  • Journalism fellow at Massey College, University of Toronto.
  • National Jewish Book Award in Canada, for Bodies and Souls
  • Yad Vashem Award for Holocaust History, for Hitler's Silent Partners.


  1. ^ "Isabel Vincent". Workman Publishing. Retrieved 2020-02-15.
  2. ^ "Yesterday's News". University of Toronto Magazine. Retrieved 2020-02-16.
  3. ^ a b c Gordon, Sheldon (Spring 2016). "Banned in Brazil". UC Alumni Magazine. Retrieved 2020-02-16 – via Issuu.
  4. ^ a b c d Levesque, Roger (1995-04-23). "'Human rights' charlatans exposed: Brazilian kidnapping proves Canadians would prefer to See No Evil". Edmonton Journal. p. 24. Retrieved 2020-02-15.
  5. ^ BookBrowse. "Isabel Vincent author biography". Retrieved 2020-02-16.
  6. ^ Dawson, Mackenzie (2016-05-18). "What a 90-year-old man taught me about love and cooking". New York Post.
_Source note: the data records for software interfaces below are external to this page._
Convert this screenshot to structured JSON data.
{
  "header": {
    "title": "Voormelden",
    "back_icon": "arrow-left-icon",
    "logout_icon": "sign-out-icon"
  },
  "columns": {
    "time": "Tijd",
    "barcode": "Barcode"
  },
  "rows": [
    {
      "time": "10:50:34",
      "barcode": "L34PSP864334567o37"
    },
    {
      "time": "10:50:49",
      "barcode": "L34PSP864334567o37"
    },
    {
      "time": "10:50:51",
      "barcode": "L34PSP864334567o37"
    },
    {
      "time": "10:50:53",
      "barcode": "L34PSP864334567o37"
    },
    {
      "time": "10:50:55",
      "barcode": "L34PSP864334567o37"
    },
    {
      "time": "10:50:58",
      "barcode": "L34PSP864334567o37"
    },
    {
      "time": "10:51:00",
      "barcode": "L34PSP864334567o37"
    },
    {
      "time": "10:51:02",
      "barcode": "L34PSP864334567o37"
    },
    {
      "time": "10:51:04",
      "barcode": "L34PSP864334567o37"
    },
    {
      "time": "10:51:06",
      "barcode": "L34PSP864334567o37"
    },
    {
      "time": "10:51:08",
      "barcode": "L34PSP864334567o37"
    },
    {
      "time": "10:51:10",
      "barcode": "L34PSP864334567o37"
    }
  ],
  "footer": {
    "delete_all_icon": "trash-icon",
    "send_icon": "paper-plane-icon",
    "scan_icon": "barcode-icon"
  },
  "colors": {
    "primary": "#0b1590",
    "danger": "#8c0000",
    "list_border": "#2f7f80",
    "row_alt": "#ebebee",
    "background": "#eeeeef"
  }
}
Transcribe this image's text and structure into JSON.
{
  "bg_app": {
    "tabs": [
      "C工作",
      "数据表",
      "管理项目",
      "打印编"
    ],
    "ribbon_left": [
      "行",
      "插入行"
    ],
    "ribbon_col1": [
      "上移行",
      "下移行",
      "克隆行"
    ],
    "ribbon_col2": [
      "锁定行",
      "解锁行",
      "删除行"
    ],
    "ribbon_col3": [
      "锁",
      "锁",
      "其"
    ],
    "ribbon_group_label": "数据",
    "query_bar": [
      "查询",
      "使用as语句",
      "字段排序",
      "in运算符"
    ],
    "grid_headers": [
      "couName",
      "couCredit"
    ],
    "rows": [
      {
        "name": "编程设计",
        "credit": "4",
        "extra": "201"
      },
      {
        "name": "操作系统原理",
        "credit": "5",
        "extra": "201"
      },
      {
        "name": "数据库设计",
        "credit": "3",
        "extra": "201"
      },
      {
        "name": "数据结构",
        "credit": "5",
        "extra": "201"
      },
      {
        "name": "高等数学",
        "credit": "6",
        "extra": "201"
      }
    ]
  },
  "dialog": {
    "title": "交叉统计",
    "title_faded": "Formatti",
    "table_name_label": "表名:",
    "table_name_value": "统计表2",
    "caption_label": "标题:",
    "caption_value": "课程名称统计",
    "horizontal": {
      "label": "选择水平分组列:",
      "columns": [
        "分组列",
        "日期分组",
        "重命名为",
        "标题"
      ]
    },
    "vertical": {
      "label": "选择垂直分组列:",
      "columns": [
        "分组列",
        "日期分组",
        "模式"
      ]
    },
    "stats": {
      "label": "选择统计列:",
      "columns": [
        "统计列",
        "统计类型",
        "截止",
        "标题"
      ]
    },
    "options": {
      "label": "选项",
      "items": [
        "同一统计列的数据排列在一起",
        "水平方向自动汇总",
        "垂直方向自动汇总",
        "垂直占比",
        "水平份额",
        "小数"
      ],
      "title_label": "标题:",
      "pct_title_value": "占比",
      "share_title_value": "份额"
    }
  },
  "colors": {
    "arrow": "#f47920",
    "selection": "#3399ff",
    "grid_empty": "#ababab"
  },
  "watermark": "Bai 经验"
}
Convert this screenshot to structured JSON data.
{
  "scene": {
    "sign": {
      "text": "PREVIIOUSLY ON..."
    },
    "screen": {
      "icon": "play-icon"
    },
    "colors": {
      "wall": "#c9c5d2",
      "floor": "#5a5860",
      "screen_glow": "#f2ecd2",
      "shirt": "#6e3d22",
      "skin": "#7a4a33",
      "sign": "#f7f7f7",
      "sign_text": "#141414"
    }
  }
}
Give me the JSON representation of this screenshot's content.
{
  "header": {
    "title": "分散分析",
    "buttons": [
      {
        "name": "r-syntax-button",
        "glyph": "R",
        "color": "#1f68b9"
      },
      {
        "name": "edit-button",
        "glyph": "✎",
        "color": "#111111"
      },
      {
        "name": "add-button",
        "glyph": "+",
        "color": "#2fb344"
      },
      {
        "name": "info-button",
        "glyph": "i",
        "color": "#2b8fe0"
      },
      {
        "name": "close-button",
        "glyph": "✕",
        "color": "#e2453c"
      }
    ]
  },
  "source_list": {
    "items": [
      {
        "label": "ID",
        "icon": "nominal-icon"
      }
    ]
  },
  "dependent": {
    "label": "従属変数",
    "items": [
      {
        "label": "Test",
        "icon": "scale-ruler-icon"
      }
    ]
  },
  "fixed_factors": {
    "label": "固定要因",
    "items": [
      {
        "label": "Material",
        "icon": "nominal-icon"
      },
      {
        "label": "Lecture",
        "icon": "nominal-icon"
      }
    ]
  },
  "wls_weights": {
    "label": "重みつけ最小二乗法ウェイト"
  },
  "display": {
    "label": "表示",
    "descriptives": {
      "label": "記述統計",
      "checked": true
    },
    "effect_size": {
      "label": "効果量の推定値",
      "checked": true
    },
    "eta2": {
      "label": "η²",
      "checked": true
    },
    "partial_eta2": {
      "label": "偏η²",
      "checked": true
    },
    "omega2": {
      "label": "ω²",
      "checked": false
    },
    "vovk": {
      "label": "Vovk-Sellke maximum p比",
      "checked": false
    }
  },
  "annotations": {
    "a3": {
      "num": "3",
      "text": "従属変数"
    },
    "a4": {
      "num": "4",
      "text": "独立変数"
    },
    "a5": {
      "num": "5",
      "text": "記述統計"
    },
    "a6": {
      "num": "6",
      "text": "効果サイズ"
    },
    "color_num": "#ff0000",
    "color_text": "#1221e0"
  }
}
Retrieved 2020-02-16.
  7. ^ "Isabel Vincent - New York Post Journalist". Retrieved 2020-02-16.
  8. ^ a b Frum, David (1995-05-20). "A searing tale of journalistic malpractice. New book rips apart lies in Lamont-Spencer affair". National Post. p. 24. Retrieved 2020-02-15.
  9. ^ "Journalists convinced of Canadians' guilt". Calgary Herald. 1995-05-13. p. 25. Retrieved 2020-02-15.
  10. ^ "A case of kidnapping — and a case of prejudice". National Post. 1995-05-20. p. 33. Retrieved 2020-02-15.
  11. ^ "Lamont and Spencer return home". CBC News. November 22, 1998. Retrieved 2009-03-26.
  12. ^ "Columnist wins Southam fellowship". Edmonton Journal. 1996-05-04. p. 13. Retrieved 2020-02-15.
  13. ^ Peter Cheney (22 January 2000). "Kielburger, magazine settle lawsuit". The Globe and Mail Inc. Archived from the original on 10 December 2019. Retrieved 13 February 2020.
  14. ^ Alberge, Dalya (2017-11-05). "Spy mystery of British sisters who helped Jewish refugees flee the Nazis". The Observer. ISSN 0029-7712. Retrieved 2020-03-14.
  15. ^ "Isabel Vincent's 'Dinner with Edward'". Shelter Island Reporter. 2018-06-10. Retrieved 2020-02-16.
  16. ^ BookBrowse. "Isabel Vincent author biography". Retrieved 2020-02-16.

External linksEdit